“There was an unprecedented effort to reduce the suffering and deaths of noncombatants” in the 1991 Gulf War, affirmed Knights. Nevertheless, civilians suffered due to the destruction of power, transport and communications. A large number of civilians died after the war due to the lack of power and safe water supplies. In part, he observed, the excessive damage was due to the persistence of “Cold War thinking.”<br>
In following years a much more sophisticated strategy was adopted, Knights said. As evidence he cited the reduction in civilian casualties during U.S. military action in Kosovo and Afghanistan.
A recent issue of the Journal of Military Ethics, cited by the New York Times on March 8, affirmed that point about the Afghan war. Military policy now requires legal advisers to approve combat targets in advance. This led to clearance delays and denials that allowed key Taliban and al-Qaida members to escape unscathed, say U.S. Air Force officials. But that’s OK, retort scholars. They insist that the ethical advantages of the policy outweighed its tactical costs.
On the ground in Iraq
The Iraqi war has already seen civilian deaths. On March 27, the Iraqi Health Minister alleged that more than 350 Iraqi civilians had been killed, Reuters reported. He also claimed that many more had been injured. The accusation came after explosions in a Baghdad residential area killed about 15 people.
Friday saw another explosion in a market area, causing numerous deaths, the New York Times reported today. In both cases Iraqis contended that a U.S. missile or bomb caused the damage.
In the first case an American official, Brigadier General Vincent Brooks, argued that it could also have been an Iraqi missile falling back to ground after being fired at an aircraft, the Associated Press reported March 27. And regarding Friday’s incident the New York Times quoted a U.S. military spokesman as saying that the explosion might have been caused by an errant Iraqi missile or even bombs that were planted by Iraqi authorities.
Any judgment would also need to take into account the strategy adopted by Iraqi authorities; they have deliberately provoked civilian casualties, in a bid to woo public opinion. During the recent battle in Nasiriya, for example, Iraqi fighters pushed women and children into the streets to serve as human shields in order to drive up the civilian toll, the New York Times reported March 24. Numerous other reports also explain how the Iraqis have deliberately located military sites next to schools and hospitals.
Making a moral judgment on these individual events is highly problematic. As the 1993 statement by U.S. bishops noted, applying the ethical principles to specific cases is not easy. That is doubly so now, with the conflicting reports from the battlefield.

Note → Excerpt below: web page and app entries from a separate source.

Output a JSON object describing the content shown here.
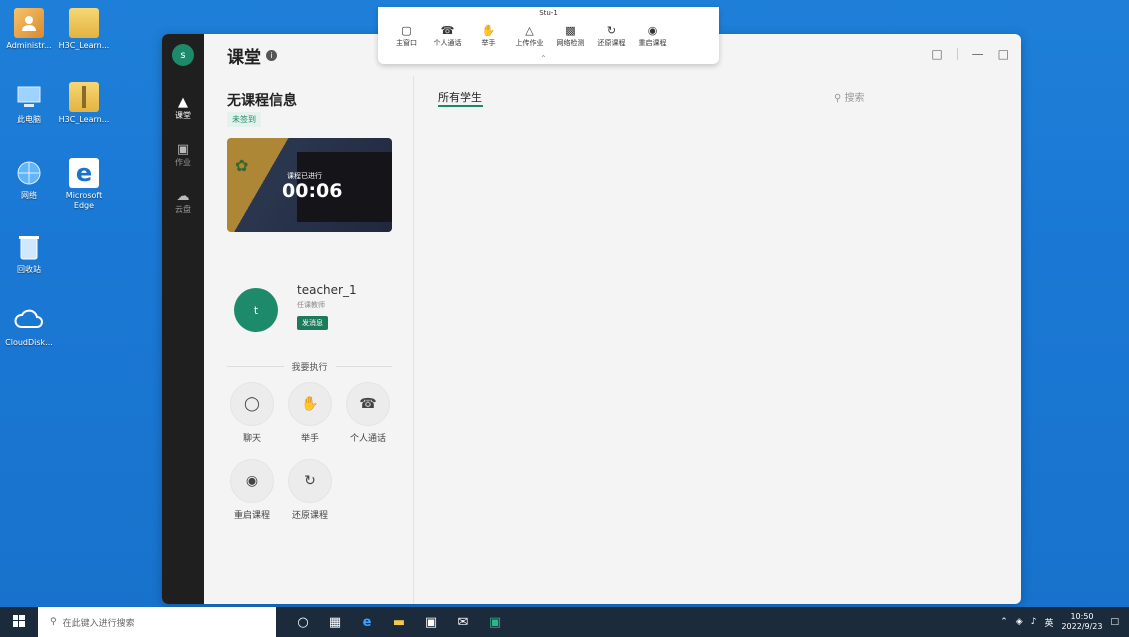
{
  "desktop": {
    "icons": [
      {
        "label": "Administr...",
        "icon": "user-folder-icon"
      },
      {
        "label": "H3C_Learn...",
        "icon": "folder-icon"
      },
      {
        "label": "此电脑",
        "icon": "computer-icon"
      },
      {
        "label": "H3C_Learn...",
        "icon": "zip-folder-icon"
      },
      {
        "label": "网络",
        "icon": "network-icon"
      },
      {
        "label": "Microsoft Edge",
        "icon": "edge-icon"
      },
      {
        "label": "回收站",
        "icon": "recycle-bin-icon"
      },
      {
        "label": "CloudDisk...",
        "icon": "cloud-disk-icon"
      }
    ]
  },
  "toolbar": {
    "title": "Stu-1",
    "items": [
      {
        "label": "主窗口",
        "icon": "window-icon"
      },
      {
        "label": "个人通话",
        "icon": "phone-icon"
      },
      {
        "label": "举手",
        "icon": "hand-icon"
      },
      {
        "label": "上传作业",
        "icon": "upload-icon"
      },
      {
        "label": "网络检测",
        "icon": "signal-icon"
      },
      {
        "label": "还原课程",
        "icon": "restore-icon"
      },
      {
        "label": "重启课程",
        "icon": "restart-icon"
      }
    ]
  },
  "app": {
    "rail": {
      "avatar_letter": "s",
      "items": [
        {
          "label": "课堂",
          "icon": "classroom-icon"
        },
        {
          "label": "作业",
          "icon": "homework-icon"
        },
        {
          "label": "云盘",
          "icon": "cloud-icon"
        }
      ]
    },
    "header": {
      "title": "课堂"
    },
    "course": {
      "title": "无课程信息",
      "status": "未签到",
      "preview_label": "课程已进行",
      "elapsed": "00:06"
    },
    "teacher": {
      "avatar_letter": "t",
      "name": "teacher_1",
      "role": "任课教师",
      "message_button": "发消息"
    },
    "actions_heading": "我要执行",
    "actions": [
      {
        "label": "聊天",
        "icon": "chat-icon"
      },
      {
        "label": "举手",
        "icon": "hand-icon"
      },
      {
        "label": "个人通话",
        "icon": "phone-icon"
      },
      {
        "label": "重启课程",
        "icon": "restart-icon"
      },
      {
        "label": "还原课程",
        "icon": "restore-icon"
      }
    ],
    "tab_all_students": "所有学生",
    "search_placeholder": "搜索"
  },
  "taskbar": {
    "search_placeholder": "在此键入进行搜索",
    "ime": "英",
    "time": "10:50",
    "date": "2022/9/23"
  }
}
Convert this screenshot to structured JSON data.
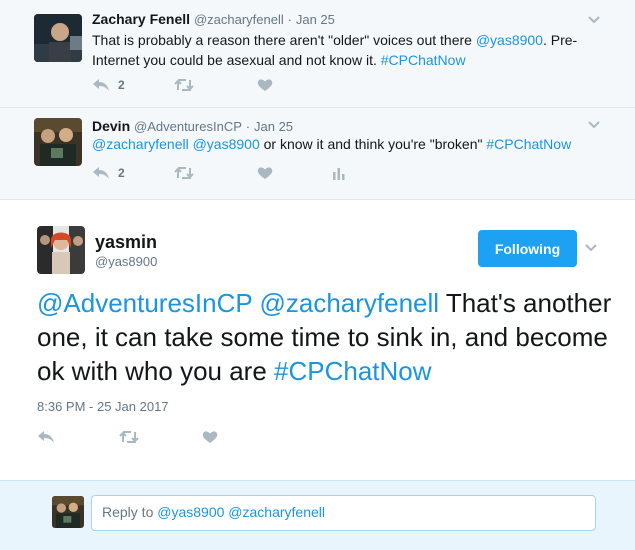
{
  "tweets": [
    {
      "name": "Zachary Fenell",
      "handle": "@zacharyfenell",
      "date": "Jan 25",
      "text_parts": [
        {
          "text": "That is probably a reason there aren't \"older\" voices out there ",
          "link": false
        },
        {
          "text": "@yas8900",
          "link": true
        },
        {
          "text": ". Pre-Internet you could be asexual and not know it. ",
          "link": false
        },
        {
          "text": "#CPChatNow",
          "link": true
        }
      ],
      "reply_count": "2"
    },
    {
      "name": "Devin",
      "handle": "@AdventuresInCP",
      "date": "Jan 25",
      "text_parts": [
        {
          "text": "@zacharyfenell",
          "link": true
        },
        {
          "text": " ",
          "link": false
        },
        {
          "text": "@yas8900",
          "link": true
        },
        {
          "text": " or know it and think you're \"broken\" ",
          "link": false
        },
        {
          "text": "#CPChatNow",
          "link": true
        }
      ],
      "reply_count": "2"
    }
  ],
  "main_tweet": {
    "name": "yasmin",
    "handle": "@yas8900",
    "follow_label": "Following",
    "text_parts": [
      {
        "text": "@AdventuresInCP",
        "link": true
      },
      {
        "text": " ",
        "link": false
      },
      {
        "text": "@zacharyfenell",
        "link": true
      },
      {
        "text": " That's another one, it can take some time to sink in, and become ok with who you are ",
        "link": false
      },
      {
        "text": "#CPChatNow",
        "link": true
      }
    ],
    "timestamp": "8:36 PM - 25 Jan 2017"
  },
  "reply": {
    "placeholder_prefix": "Reply to ",
    "mentions": "@yas8900 @zacharyfenell"
  },
  "colors": {
    "link": "#1b95e0",
    "follow_button": "#1da1f2",
    "icon": "#aab8c2"
  },
  "icons": [
    "reply-icon",
    "retweet-icon",
    "like-icon",
    "analytics-icon",
    "chevron-down-icon"
  ]
}
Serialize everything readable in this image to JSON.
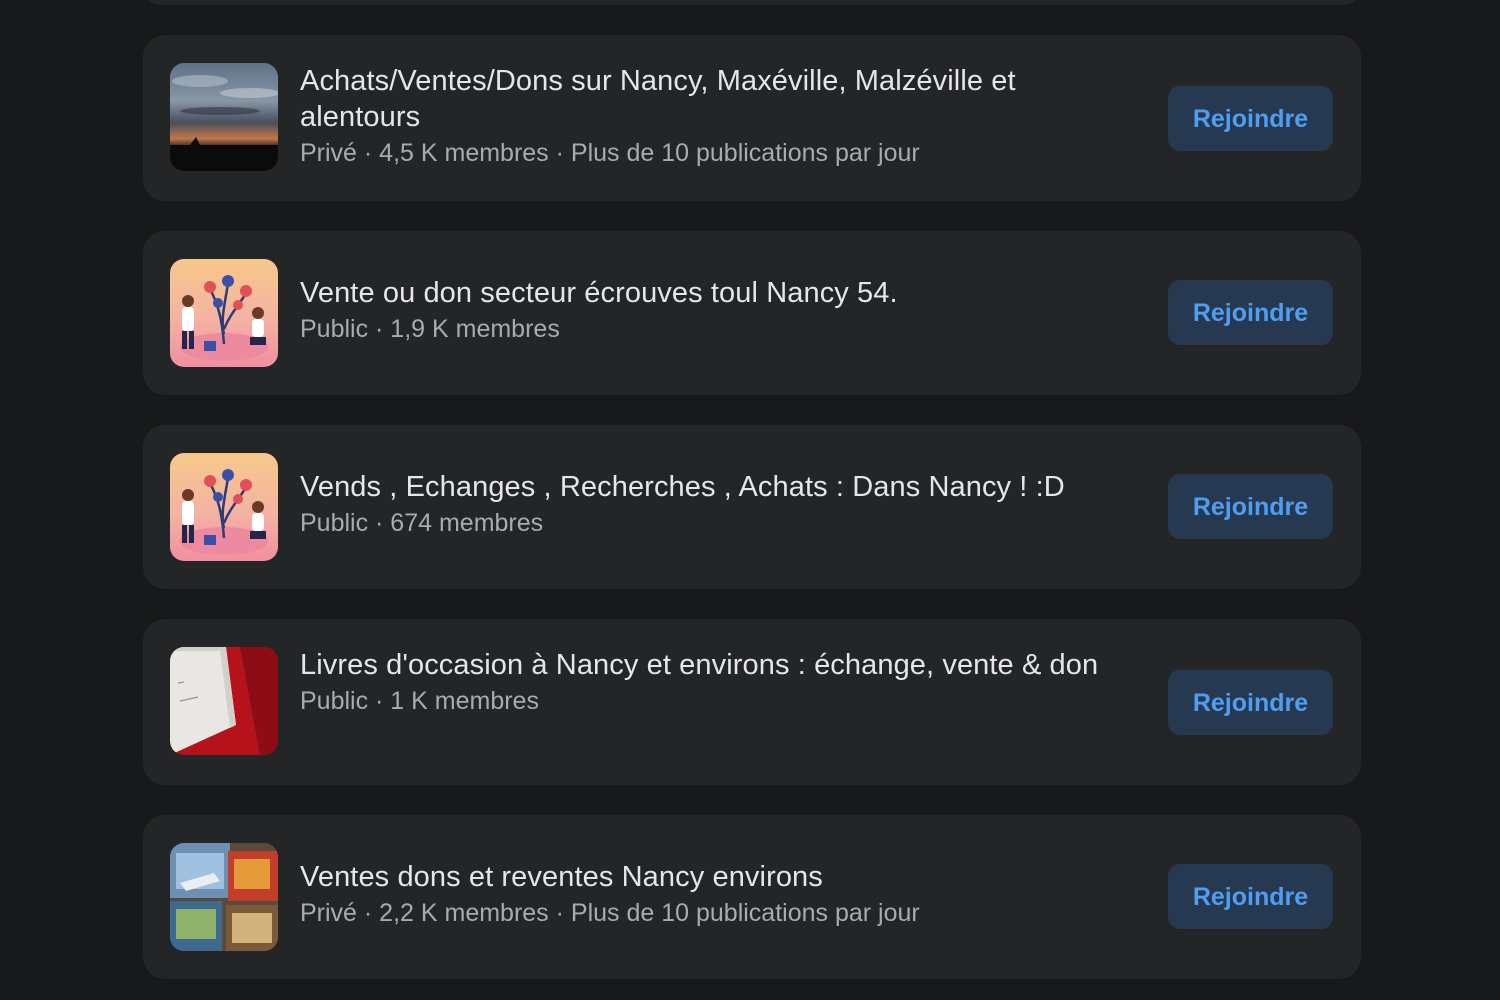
{
  "groups": [
    {
      "title": "Achats/Ventes/Dons sur Nancy, Maxéville, Malzéville et alentours",
      "meta": "Privé · 4,5 K membres · Plus de 10 publications par jour",
      "button": "Rejoindre",
      "thumb": "sunset-photo"
    },
    {
      "title": "Vente ou don secteur écrouves toul Nancy 54.",
      "meta": "Public · 1,9 K membres",
      "button": "Rejoindre",
      "thumb": "people-planting-illustration"
    },
    {
      "title": "Vends , Echanges , Recherches , Achats : Dans Nancy ! :D",
      "meta": "Public · 674 membres",
      "button": "Rejoindre",
      "thumb": "people-planting-illustration"
    },
    {
      "title": "Livres d'occasion à Nancy et environs : échange, vente & don",
      "meta": "Public · 1 K membres",
      "button": "Rejoindre",
      "thumb": "book-photo"
    },
    {
      "title": "Ventes dons et reventes Nancy environs",
      "meta": "Privé · 2,2 K membres · Plus de 10 publications par jour",
      "button": "Rejoindre",
      "thumb": "toys-photo"
    }
  ],
  "colors": {
    "background": "#18191a",
    "card": "#242526",
    "button_bg": "#263951",
    "button_text": "#4f9ef2",
    "title_text": "#e4e6eb",
    "meta_text": "#a8abaf"
  }
}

As arguments continue over the question of civilian deaths, the number of military casualties should not be ignored. Soldiers too have families who would feel their loss. All the more reason to follow the Pope’s example of incessant prayers for an end to the conflict.